The Mershon Center fosters interdisciplinary faculty and student research with a focus on national security and global peace and conflict. We sponsor conferences and events that feature internationally renowned speakers, faculty, staff, graduate and undergraduate students from across campus and within the local community to advance the study of national security in a global context. Our faculty brings a wealth of experience and academic expertise from a wide variety of disciplines, including political science, history, sociology, law, comparative studies, and philosophy.

We invite artists to submit artwork that would be appropriate for an academic space; any style and/or medium is welcome, with the exception of large sculptures as to not impede the functionality of the space. Artists will also have the opportunity to sell their art, and the center would not take a commission. While we will accept submissions from any artist, preferential consideration will go to artwork with themes centered on peace, security, international conflict, identity, and citizenship.

Submissions for art to be displayed in the Mershon Center breakroom will be accepted on a rolling basis, as the artwork will be changed periodically and as pieces are sold. To submit artwork for consideration, please send a photo or photos of the piece along with a statement about it that includes the title, size, and medium to Kyle McCray at This email address is being protected from spambots.

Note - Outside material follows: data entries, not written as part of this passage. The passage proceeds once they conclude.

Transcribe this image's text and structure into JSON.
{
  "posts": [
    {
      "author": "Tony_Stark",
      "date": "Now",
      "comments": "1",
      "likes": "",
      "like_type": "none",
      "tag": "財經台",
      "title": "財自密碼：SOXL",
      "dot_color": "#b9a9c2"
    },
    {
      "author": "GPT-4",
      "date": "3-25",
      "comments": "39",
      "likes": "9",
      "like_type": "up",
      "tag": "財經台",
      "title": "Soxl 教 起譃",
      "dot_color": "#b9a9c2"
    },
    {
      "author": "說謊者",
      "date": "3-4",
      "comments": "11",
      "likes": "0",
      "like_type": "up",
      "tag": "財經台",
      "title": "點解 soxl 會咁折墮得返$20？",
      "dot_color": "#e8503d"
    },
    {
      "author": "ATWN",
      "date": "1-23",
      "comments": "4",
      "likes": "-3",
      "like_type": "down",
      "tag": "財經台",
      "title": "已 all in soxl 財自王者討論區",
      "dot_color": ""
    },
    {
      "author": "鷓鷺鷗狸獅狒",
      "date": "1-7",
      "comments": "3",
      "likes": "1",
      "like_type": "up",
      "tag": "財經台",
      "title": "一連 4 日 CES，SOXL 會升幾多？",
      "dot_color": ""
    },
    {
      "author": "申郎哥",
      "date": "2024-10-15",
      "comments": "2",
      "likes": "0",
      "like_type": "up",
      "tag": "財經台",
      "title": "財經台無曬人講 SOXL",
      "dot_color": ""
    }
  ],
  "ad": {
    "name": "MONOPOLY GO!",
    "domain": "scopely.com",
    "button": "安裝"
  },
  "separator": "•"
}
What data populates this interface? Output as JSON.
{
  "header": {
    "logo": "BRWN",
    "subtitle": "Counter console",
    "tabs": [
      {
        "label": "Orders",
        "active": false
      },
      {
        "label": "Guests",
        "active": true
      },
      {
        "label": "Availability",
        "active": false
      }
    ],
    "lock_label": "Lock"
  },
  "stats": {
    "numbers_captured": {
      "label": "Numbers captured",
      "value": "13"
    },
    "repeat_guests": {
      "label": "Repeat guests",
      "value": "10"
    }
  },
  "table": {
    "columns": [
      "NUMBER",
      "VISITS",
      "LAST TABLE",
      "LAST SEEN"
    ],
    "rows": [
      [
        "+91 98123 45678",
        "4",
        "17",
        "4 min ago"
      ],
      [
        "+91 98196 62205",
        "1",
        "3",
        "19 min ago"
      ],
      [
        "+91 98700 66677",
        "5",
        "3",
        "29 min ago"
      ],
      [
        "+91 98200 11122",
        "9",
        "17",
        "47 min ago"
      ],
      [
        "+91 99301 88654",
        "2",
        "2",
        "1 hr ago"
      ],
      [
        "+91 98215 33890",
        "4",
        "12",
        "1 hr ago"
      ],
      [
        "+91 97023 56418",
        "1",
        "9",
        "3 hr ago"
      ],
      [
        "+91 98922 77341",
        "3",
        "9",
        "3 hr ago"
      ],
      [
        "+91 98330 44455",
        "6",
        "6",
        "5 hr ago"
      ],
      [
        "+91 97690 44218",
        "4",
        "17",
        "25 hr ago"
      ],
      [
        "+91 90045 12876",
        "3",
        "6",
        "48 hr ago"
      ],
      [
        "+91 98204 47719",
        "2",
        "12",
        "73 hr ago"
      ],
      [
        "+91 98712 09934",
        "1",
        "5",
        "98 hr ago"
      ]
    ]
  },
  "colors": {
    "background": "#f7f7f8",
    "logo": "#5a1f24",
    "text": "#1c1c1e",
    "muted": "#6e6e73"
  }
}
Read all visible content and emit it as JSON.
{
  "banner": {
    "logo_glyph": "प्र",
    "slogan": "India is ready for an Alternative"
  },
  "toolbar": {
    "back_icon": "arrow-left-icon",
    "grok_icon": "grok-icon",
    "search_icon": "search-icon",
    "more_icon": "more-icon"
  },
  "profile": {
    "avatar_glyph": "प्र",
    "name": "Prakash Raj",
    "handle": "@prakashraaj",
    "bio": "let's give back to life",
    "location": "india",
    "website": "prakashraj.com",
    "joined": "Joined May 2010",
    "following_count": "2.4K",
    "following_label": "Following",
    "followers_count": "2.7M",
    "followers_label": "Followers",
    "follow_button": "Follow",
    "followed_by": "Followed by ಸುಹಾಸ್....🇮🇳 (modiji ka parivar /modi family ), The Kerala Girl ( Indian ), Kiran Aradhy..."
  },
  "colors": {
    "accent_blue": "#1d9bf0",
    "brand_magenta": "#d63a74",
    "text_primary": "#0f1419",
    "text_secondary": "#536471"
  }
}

You need JavaScript enabled to view it.. If you have any questions, please contact Kyle McCray at This email address is being protected from spambots. You need JavaScript enabled to view it. or 614-806-1122.